▶ _WHAT TO DO_: The entries are to be output word for word, with the pictures omitted.
##############################
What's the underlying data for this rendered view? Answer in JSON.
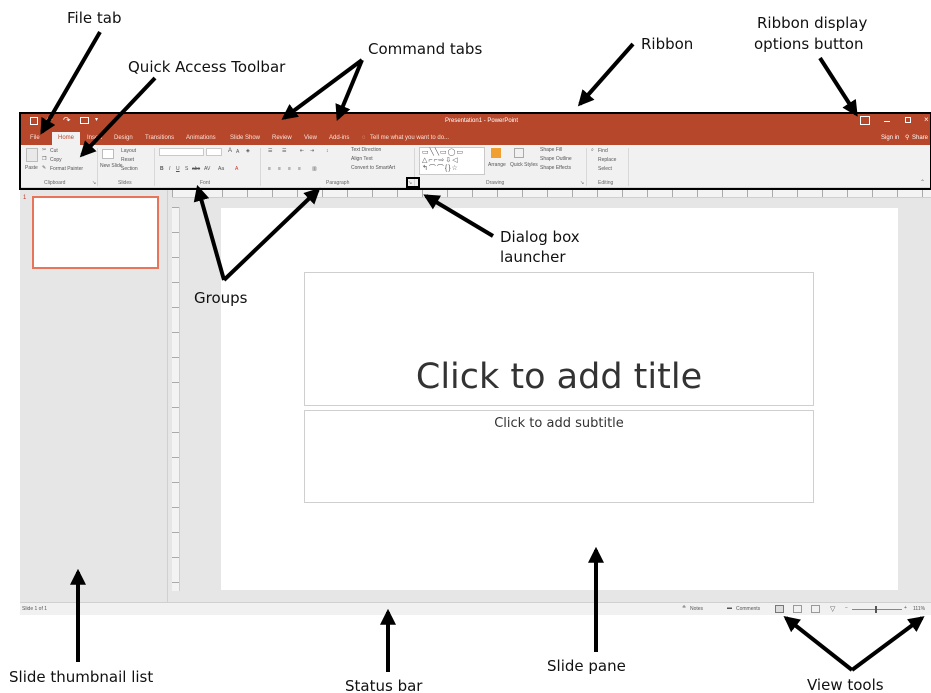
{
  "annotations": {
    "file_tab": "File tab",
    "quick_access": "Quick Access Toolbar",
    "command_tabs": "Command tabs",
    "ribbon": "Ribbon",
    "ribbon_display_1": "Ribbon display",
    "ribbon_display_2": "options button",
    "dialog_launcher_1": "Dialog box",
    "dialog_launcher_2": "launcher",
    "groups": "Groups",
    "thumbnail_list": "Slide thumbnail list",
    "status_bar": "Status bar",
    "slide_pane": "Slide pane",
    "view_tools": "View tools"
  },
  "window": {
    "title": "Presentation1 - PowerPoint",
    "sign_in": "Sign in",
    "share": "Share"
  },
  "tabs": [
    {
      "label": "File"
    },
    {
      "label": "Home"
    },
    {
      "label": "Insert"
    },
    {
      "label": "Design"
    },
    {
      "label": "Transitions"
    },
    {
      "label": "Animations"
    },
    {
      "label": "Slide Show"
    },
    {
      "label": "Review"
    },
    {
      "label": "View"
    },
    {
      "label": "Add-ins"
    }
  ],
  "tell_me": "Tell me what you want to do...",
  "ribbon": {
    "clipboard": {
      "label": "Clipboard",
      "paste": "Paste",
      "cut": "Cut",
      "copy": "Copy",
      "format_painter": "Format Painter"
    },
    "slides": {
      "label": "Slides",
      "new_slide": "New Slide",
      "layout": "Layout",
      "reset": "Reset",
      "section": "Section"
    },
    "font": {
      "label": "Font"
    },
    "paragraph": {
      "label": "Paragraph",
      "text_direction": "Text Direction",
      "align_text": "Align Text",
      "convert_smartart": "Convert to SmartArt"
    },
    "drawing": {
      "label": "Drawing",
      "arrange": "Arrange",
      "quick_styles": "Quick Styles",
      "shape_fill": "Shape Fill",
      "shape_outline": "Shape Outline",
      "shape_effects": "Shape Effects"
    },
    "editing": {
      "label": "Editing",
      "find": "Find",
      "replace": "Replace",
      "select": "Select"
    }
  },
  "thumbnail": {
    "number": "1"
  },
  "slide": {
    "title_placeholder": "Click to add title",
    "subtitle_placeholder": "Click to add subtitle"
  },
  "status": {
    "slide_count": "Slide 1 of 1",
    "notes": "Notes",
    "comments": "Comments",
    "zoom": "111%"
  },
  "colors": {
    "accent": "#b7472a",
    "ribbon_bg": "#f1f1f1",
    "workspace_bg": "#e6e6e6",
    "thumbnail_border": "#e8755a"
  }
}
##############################
▶ _TASK RESPONSE_:
What's the underlying data for this rendered view? Answer in JSON.
{
  "annotations": {
    "file_tab": "File tab",
    "quick_access": "Quick Access Toolbar",
    "command_tabs": "Command tabs",
    "ribbon": "Ribbon",
    "ribbon_display_1": "Ribbon display",
    "ribbon_display_2": "options button",
    "dialog_launcher_1": "Dialog box",
    "dialog_launcher_2": "launcher",
    "groups": "Groups",
    "thumbnail_list": "Slide thumbnail list",
    "status_bar": "Status bar",
    "slide_pane": "Slide pane",
    "view_tools": "View tools"
  },
  "window": {
    "title": "Presentation1 - PowerPoint",
    "sign_in": "Sign in",
    "share": "Share"
  },
  "tabs": [
    {
      "label": "File"
    },
    {
      "label": "Home"
    },
    {
      "label": "Insert"
    },
    {
      "label": "Design"
    },
    {
      "label": "Transitions"
    },
    {
      "label": "Animations"
    },
    {
      "label": "Slide Show"
    },
    {
      "label": "Review"
    },
    {
      "label": "View"
    },
    {
      "label": "Add-ins"
    }
  ],
  "tell_me": "Tell me what you want to do...",
  "ribbon": {
    "clipboard": {
      "label": "Clipboard",
      "paste": "Paste",
      "cut": "Cut",
      "copy": "Copy",
      "format_painter": "Format Painter"
    },
    "slides": {
      "label": "Slides",
      "new_slide": "New Slide",
      "layout": "Layout",
      "reset": "Reset",
      "section": "Section"
    },
    "font": {
      "label": "Font"
    },
    "paragraph": {
      "label": "Paragraph",
      "text_direction": "Text Direction",
      "align_text": "Align Text",
      "convert_smartart": "Convert to SmartArt"
    },
    "drawing": {
      "label": "Drawing",
      "arrange": "Arrange",
      "quick_styles": "Quick Styles",
      "shape_fill": "Shape Fill",
      "shape_outline": "Shape Outline",
      "shape_effects": "Shape Effects"
    },
    "editing": {
      "label": "Editing",
      "find": "Find",
      "replace": "Replace",
      "select": "Select"
    }
  },
  "thumbnail": {
    "number": "1"
  },
  "slide": {
    "title_placeholder": "Click to add title",
    "subtitle_placeholder": "Click to add subtitle"
  },
  "status": {
    "slide_count": "Slide 1 of 1",
    "notes": "Notes",
    "comments": "Comments",
    "zoom": "111%"
  },
  "colors": {
    "accent": "#b7472a",
    "ribbon_bg": "#f1f1f1",
    "workspace_bg": "#e6e6e6",
    "thumbnail_border": "#e8755a"
  }
}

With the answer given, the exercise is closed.